Café racer styling evolved throughout the time of their popularity. By the mid-1970s, Japanese bikes had overtaken British bikes in the marketplace, and the look of real Grand Prix racing bikes had changed. The hand-made, frequently unpainted aluminium racing fuel tanks of the 1960s had evolved into square, narrow, fibreglass tanks. Increasingly, three-cylinder Kawasaki two-strokes, four-cylinder four-stroke Kawasaki Z1, and four-cylinder Honda engines were the basis for cafe racer conversions. By 1977, a number of manufacturers had taken notice of the cafe racer boom and were producing factory cafe racers, such as the well-received Moto Guzzi Le Mans  and the Harley-Davidson XLCR.The Japanese domestic market started making cafe racer replicas in the early 1980s, first Honda with the GB250 in 1983, then GB400 and GB500 versions in 1985. The GB400TTMKII has a frame mounted fairing and single seat with cowl. The Honda GB500 TT, sought to emulate BSA and Norton cafe racers of the 1960s. Markets outside got the XBR500 in 1985, with more angular modern styling to compete with the Yamaha SRX600, until Honda USA released a version of the GB500 in 1989.

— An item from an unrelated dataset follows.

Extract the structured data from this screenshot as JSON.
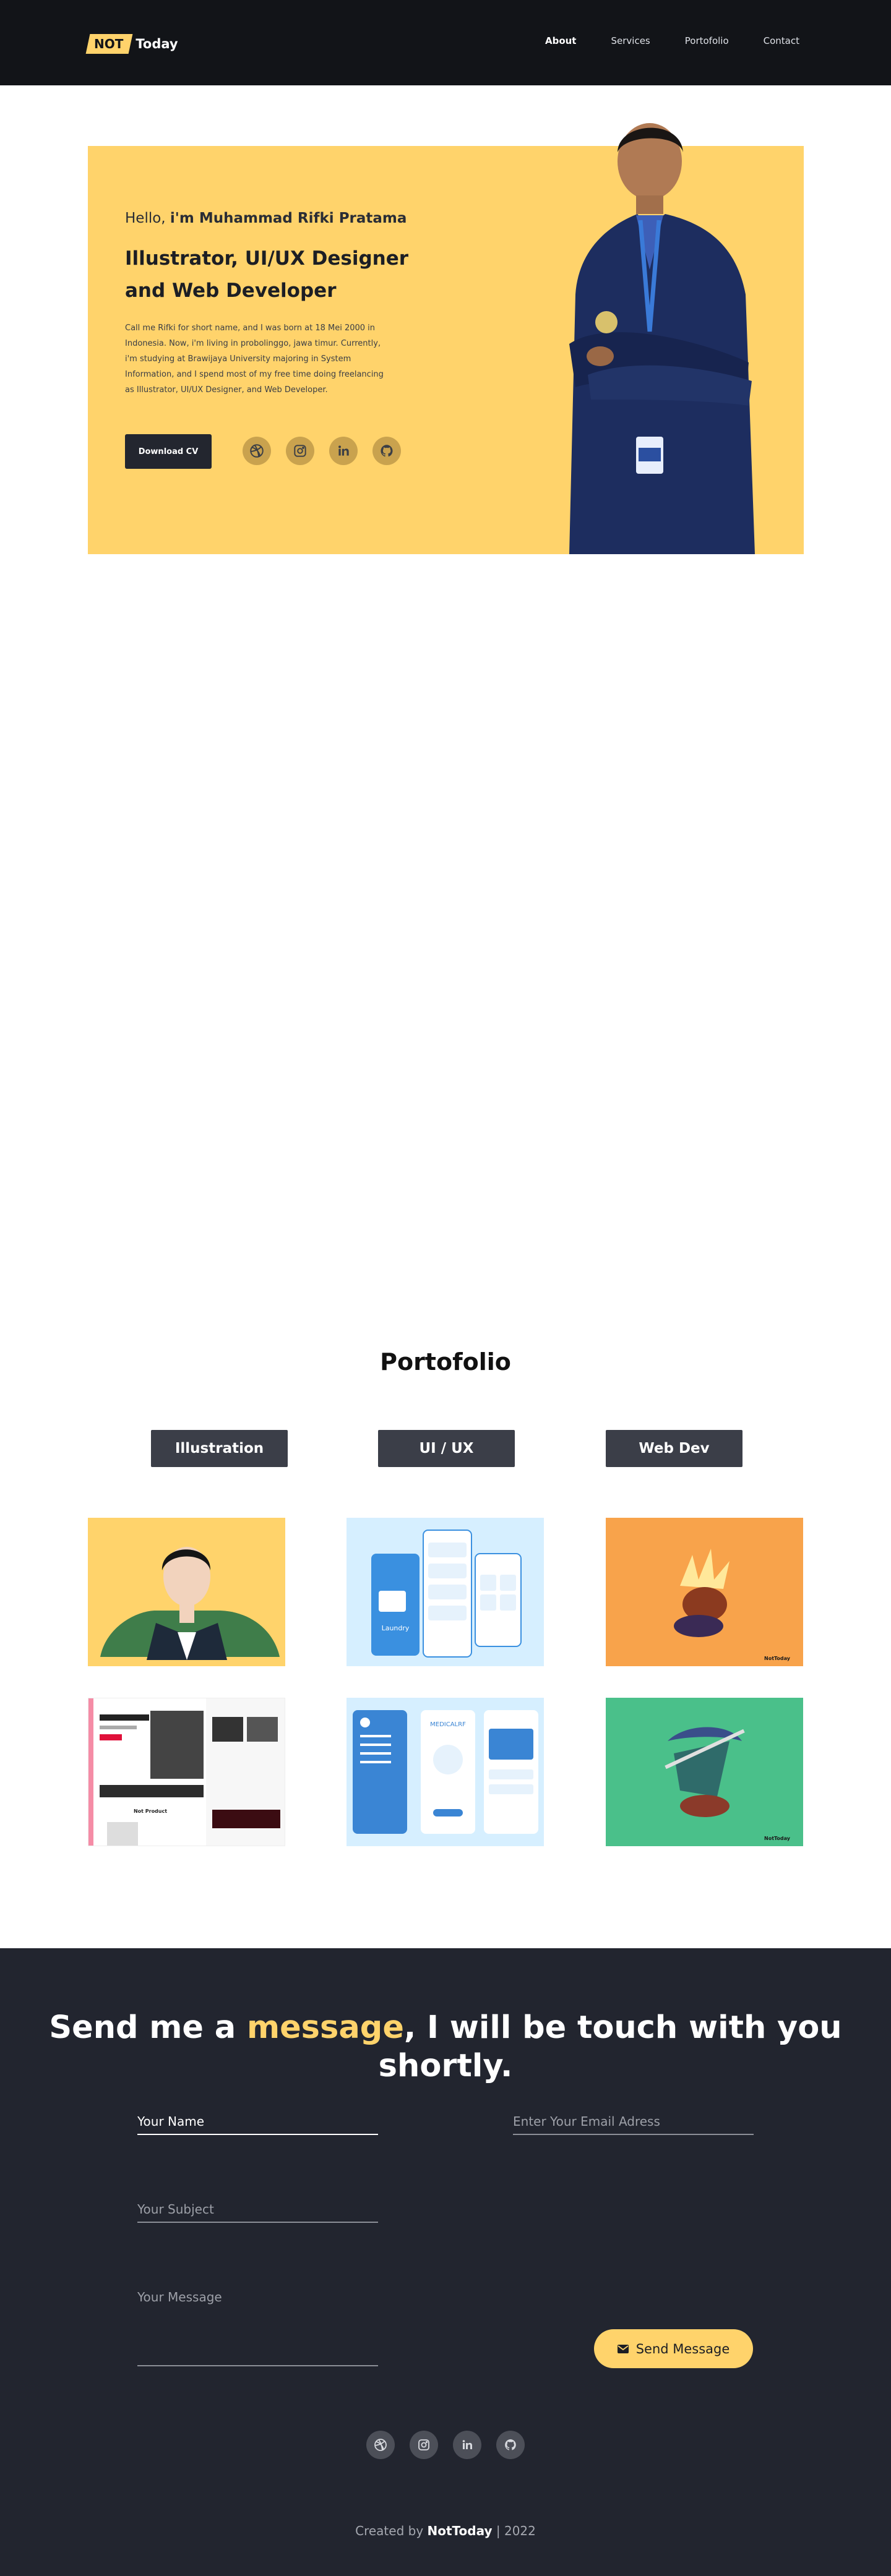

In the mid-1970s, riders continued to modify standard production motorcycles into so-called “cafe racers” by simply equipping them with clubman bars and a small fairing around the headlight. A number of European manufacturers, including Benelli, BMW, Bultaco and Derbi produced factory “cafe” variants of their standard motorcycles in this manner, without any modifications made to make them faster or more powerful, a trend that continues today.